_Task objective_
For this listing, report how many lines contain the string "레이아웃", using only a number.

### Source records

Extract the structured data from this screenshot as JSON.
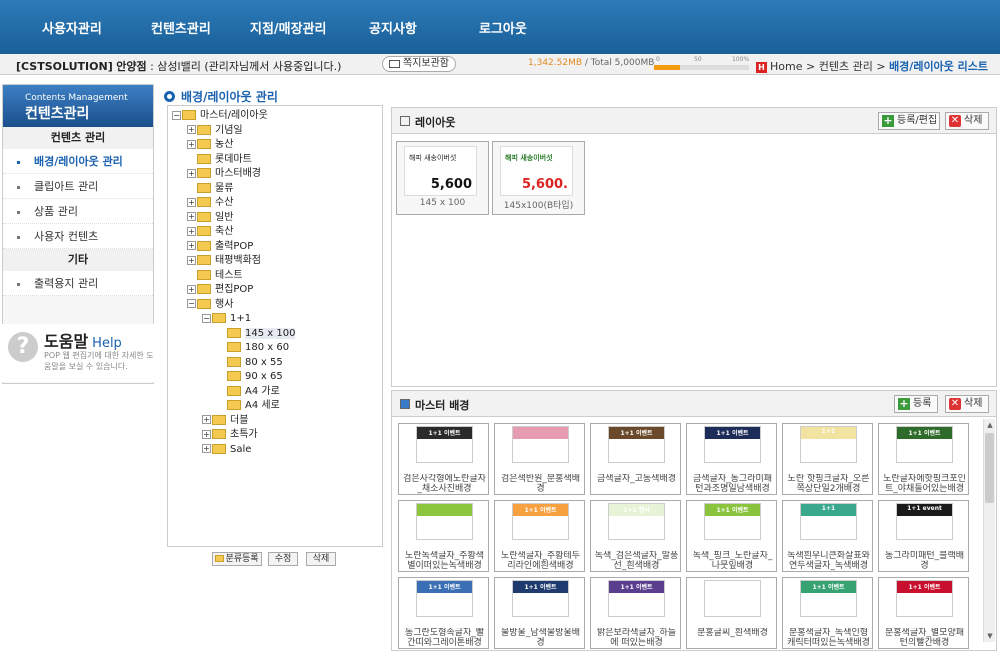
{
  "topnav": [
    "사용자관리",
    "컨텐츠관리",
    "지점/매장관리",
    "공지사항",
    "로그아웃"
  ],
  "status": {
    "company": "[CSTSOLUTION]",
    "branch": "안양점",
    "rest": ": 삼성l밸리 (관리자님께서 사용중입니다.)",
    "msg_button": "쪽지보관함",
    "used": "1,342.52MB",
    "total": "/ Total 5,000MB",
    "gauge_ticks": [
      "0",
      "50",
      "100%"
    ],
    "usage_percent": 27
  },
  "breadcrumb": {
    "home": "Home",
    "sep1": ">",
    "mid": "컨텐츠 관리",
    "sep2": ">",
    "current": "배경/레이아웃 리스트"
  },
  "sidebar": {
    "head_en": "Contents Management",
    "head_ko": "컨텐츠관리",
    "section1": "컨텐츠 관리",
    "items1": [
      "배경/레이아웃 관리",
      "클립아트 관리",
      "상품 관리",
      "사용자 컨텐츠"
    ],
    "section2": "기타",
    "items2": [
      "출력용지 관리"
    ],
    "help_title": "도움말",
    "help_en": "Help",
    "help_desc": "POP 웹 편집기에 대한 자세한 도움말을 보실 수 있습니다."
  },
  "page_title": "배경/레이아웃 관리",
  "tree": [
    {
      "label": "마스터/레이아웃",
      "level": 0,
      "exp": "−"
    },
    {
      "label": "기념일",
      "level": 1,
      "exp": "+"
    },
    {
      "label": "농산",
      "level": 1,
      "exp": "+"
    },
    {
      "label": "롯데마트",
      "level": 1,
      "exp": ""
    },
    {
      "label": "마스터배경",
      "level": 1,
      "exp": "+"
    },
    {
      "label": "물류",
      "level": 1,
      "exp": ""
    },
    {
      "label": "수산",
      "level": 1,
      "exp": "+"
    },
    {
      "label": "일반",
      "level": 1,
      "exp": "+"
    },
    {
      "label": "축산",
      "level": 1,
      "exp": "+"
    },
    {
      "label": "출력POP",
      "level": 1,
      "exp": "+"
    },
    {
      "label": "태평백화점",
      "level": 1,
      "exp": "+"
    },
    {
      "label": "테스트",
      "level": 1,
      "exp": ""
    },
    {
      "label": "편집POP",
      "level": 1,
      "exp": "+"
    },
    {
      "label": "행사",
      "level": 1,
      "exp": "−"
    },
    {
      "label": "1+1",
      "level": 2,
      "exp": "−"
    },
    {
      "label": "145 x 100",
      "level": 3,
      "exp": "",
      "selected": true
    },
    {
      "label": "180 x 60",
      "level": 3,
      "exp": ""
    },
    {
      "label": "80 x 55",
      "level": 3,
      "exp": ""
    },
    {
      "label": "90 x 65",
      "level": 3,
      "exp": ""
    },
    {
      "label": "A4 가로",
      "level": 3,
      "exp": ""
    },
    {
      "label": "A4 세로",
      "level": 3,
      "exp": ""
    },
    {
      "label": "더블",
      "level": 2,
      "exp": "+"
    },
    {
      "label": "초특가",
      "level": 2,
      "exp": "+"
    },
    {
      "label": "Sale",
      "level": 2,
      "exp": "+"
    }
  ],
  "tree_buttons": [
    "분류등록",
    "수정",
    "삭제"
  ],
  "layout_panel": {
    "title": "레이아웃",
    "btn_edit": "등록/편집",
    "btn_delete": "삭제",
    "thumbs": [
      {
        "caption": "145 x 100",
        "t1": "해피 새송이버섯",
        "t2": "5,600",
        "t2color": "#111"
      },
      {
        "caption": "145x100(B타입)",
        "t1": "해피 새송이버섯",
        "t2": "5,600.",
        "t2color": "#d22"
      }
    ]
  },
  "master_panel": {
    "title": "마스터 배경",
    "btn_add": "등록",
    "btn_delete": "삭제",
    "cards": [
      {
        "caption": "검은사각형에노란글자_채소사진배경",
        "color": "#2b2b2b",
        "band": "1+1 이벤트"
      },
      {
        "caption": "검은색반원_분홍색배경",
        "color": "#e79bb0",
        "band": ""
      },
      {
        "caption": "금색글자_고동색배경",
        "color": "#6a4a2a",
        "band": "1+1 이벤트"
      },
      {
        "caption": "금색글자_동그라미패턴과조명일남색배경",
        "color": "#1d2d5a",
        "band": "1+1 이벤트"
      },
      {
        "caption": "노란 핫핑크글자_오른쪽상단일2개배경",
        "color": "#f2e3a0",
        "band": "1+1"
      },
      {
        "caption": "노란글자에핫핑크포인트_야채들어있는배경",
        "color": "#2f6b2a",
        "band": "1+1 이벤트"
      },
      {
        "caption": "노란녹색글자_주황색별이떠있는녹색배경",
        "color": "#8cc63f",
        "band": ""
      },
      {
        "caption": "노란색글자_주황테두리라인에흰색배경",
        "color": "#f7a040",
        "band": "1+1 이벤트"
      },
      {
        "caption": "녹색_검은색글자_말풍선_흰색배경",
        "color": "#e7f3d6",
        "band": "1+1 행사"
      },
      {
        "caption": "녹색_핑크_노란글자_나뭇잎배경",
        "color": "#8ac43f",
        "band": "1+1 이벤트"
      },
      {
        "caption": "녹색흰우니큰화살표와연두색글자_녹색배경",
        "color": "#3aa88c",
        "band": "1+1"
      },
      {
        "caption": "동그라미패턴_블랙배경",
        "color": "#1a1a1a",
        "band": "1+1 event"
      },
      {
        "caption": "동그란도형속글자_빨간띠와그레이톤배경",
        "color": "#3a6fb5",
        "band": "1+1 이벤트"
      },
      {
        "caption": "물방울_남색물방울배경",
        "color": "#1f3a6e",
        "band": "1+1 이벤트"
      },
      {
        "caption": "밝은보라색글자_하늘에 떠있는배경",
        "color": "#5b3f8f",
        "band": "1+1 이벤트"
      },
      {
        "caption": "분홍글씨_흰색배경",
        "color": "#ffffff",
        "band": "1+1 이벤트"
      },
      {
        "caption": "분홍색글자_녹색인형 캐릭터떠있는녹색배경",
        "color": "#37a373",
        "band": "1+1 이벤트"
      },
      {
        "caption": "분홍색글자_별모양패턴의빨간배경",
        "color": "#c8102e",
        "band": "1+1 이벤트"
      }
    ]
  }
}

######
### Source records

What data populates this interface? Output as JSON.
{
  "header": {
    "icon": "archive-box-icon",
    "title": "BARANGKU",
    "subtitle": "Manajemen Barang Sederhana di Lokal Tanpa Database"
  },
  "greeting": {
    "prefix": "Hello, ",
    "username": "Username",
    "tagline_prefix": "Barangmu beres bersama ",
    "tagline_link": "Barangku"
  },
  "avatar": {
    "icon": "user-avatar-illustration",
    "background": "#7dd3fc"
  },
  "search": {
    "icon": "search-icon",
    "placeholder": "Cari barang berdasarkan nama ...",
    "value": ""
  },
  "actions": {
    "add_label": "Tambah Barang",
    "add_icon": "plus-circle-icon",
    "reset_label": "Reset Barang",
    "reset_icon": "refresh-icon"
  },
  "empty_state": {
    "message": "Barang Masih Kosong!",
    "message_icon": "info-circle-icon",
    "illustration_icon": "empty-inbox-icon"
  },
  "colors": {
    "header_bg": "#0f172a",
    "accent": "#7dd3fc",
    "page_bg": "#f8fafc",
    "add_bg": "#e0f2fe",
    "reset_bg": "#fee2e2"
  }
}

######

_Task response_
5